→ **Records shown**
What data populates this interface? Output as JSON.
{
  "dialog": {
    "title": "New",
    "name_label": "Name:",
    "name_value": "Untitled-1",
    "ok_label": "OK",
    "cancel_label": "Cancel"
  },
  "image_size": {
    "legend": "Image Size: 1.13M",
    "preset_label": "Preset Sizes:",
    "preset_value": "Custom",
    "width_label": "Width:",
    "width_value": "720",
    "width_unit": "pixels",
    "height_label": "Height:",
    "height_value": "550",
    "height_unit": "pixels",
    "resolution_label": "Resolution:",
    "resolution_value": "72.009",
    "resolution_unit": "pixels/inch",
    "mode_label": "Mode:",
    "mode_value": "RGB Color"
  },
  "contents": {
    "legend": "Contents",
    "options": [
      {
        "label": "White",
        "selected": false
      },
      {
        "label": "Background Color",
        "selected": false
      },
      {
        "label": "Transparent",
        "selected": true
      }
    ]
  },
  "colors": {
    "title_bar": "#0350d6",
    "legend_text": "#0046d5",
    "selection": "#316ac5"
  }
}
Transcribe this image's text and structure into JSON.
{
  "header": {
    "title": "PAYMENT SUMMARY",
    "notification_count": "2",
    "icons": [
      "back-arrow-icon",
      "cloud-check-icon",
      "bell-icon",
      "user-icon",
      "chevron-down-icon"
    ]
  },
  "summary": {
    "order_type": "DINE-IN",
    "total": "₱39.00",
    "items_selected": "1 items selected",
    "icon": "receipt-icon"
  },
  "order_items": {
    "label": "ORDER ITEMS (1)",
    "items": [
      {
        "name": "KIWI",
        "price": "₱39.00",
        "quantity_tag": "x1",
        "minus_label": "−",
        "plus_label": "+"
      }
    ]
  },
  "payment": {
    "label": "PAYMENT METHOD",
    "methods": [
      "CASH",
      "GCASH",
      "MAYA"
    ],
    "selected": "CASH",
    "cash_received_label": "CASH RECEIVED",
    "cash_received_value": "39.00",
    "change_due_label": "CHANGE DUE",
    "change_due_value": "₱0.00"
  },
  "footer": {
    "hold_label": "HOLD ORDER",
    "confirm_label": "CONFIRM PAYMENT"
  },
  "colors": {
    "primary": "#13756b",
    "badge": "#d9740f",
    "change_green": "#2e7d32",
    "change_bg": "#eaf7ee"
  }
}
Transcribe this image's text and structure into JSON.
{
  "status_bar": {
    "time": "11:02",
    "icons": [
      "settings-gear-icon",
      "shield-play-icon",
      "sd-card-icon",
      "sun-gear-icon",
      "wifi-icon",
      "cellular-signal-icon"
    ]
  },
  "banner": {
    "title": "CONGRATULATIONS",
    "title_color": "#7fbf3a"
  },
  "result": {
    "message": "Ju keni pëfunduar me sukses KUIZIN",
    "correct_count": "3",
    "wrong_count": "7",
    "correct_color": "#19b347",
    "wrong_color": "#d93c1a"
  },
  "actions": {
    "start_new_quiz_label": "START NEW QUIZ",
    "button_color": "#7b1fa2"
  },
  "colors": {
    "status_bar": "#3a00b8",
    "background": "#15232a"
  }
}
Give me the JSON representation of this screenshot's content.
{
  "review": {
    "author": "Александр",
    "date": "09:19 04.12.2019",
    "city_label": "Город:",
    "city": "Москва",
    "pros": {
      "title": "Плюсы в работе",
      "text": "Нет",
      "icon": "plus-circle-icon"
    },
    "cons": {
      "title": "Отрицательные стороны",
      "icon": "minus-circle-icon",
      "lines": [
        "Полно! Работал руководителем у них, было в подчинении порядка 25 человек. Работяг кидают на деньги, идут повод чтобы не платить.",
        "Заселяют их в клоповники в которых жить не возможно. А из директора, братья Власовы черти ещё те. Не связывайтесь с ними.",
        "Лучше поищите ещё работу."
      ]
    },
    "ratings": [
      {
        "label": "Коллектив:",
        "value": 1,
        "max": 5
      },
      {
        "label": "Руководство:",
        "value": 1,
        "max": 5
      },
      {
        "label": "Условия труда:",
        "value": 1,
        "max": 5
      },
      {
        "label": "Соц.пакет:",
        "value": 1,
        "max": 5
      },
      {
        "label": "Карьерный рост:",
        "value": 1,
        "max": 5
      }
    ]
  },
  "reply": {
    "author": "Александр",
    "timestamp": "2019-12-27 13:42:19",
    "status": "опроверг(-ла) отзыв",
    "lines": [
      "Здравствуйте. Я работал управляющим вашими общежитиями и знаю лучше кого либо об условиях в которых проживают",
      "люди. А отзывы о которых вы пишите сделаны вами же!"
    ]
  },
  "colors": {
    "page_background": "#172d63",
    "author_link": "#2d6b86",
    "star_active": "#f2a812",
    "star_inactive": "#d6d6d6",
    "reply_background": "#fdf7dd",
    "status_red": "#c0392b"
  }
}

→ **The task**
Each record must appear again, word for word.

→ **Solved problem**
What data populates this interface? Output as JSON.
{
  "dialog": {
    "title": "New",
    "name_label": "Name:",
    "name_value": "Untitled-1",
    "ok_label": "OK",
    "cancel_label": "Cancel"
  },
  "image_size": {
    "legend": "Image Size: 1.13M",
    "preset_label": "Preset Sizes:",
    "preset_value": "Custom",
    "width_label": "Width:",
    "width_value": "720",
    "width_unit": "pixels",
    "height_label": "Height:",
    "height_value": "550",
    "height_unit": "pixels",
    "resolution_label": "Resolution:",
    "resolution_value": "72.009",
    "resolution_unit": "pixels/inch",
    "mode_label": "Mode:",
    "mode_value": "RGB Color"
  },
  "contents": {
    "legend": "Contents",
    "options": [
      {
        "label": "White",
        "selected": false
      },
      {
        "label": "Background Color",
        "selected": false
      },
      {
        "label": "Transparent",
        "selected": true
      }
    ]
  },
  "colors": {
    "title_bar": "#0350d6",
    "legend_text": "#0046d5",
    "selection": "#316ac5"
  }
}
Transcribe this image's text and structure into JSON.
{
  "header": {
    "title": "PAYMENT SUMMARY",
    "notification_count": "2",
    "icons": [
      "back-arrow-icon",
      "cloud-check-icon",
      "bell-icon",
      "user-icon",
      "chevron-down-icon"
    ]
  },
  "summary": {
    "order_type": "DINE-IN",
    "total": "₱39.00",
    "items_selected": "1 items selected",
    "icon": "receipt-icon"
  },
  "order_items": {
    "label": "ORDER ITEMS (1)",
    "items": [
      {
        "name": "KIWI",
        "price": "₱39.00",
        "quantity_tag": "x1",
        "minus_label": "−",
        "plus_label": "+"
      }
    ]
  },
  "payment": {
    "label": "PAYMENT METHOD",
    "methods": [
      "CASH",
      "GCASH",
      "MAYA"
    ],
    "selected": "CASH",
    "cash_received_label": "CASH RECEIVED",
    "cash_received_value": "39.00",
    "change_due_label": "CHANGE DUE",
    "change_due_value": "₱0.00"
  },
  "footer": {
    "hold_label": "HOLD ORDER",
    "confirm_label": "CONFIRM PAYMENT"
  },
  "colors": {
    "primary": "#13756b",
    "badge": "#d9740f",
    "change_green": "#2e7d32",
    "change_bg": "#eaf7ee"
  }
}
Transcribe this image's text and structure into JSON.
{
  "status_bar": {
    "time": "11:02",
    "icons": [
      "settings-gear-icon",
      "shield-play-icon",
      "sd-card-icon",
      "sun-gear-icon",
      "wifi-icon",
      "cellular-signal-icon"
    ]
  },
  "banner": {
    "title": "CONGRATULATIONS",
    "title_color": "#7fbf3a"
  },
  "result": {
    "message": "Ju keni pëfunduar me sukses KUIZIN",
    "correct_count": "3",
    "wrong_count": "7",
    "correct_color": "#19b347",
    "wrong_color": "#d93c1a"
  },
  "actions": {
    "start_new_quiz_label": "START NEW QUIZ",
    "button_color": "#7b1fa2"
  },
  "colors": {
    "status_bar": "#3a00b8",
    "background": "#15232a"
  }
}
Give me the JSON representation of this screenshot's content.
{
  "review": {
    "author": "Александр",
    "date": "09:19 04.12.2019",
    "city_label": "Город:",
    "city": "Москва",
    "pros": {
      "title": "Плюсы в работе",
      "text": "Нет",
      "icon": "plus-circle-icon"
    },
    "cons": {
      "title": "Отрицательные стороны",
      "icon": "minus-circle-icon",
      "lines": [
        "Полно! Работал руководителем у них, было в подчинении порядка 25 человек. Работяг кидают на деньги, идут повод чтобы не платить.",
        "Заселяют их в клоповники в которых жить не возможно. А из директора, братья Власовы черти ещё те. Не связывайтесь с ними.",
        "Лучше поищите ещё работу."
      ]
    },
    "ratings": [
      {
        "label": "Коллектив:",
        "value": 1,
        "max": 5
      },
      {
        "label": "Руководство:",
        "value": 1,
        "max": 5
      },
      {
        "label": "Условия труда:",
        "value": 1,
        "max": 5
      },
      {
        "label": "Соц.пакет:",
        "value": 1,
        "max": 5
      },
      {
        "label": "Карьерный рост:",
        "value": 1,
        "max": 5
      }
    ]
  },
  "reply": {
    "author": "Александр",
    "timestamp": "2019-12-27 13:42:19",
    "status": "опроверг(-ла) отзыв",
    "lines": [
      "Здравствуйте. Я работал управляющим вашими общежитиями и знаю лучше кого либо об условиях в которых проживают",
      "люди. А отзывы о которых вы пишите сделаны вами же!"
    ]
  },
  "colors": {
    "page_background": "#172d63",
    "author_link": "#2d6b86",
    "star_active": "#f2a812",
    "star_inactive": "#d6d6d6",
    "reply_background": "#fdf7dd",
    "status_red": "#c0392b"
  }
}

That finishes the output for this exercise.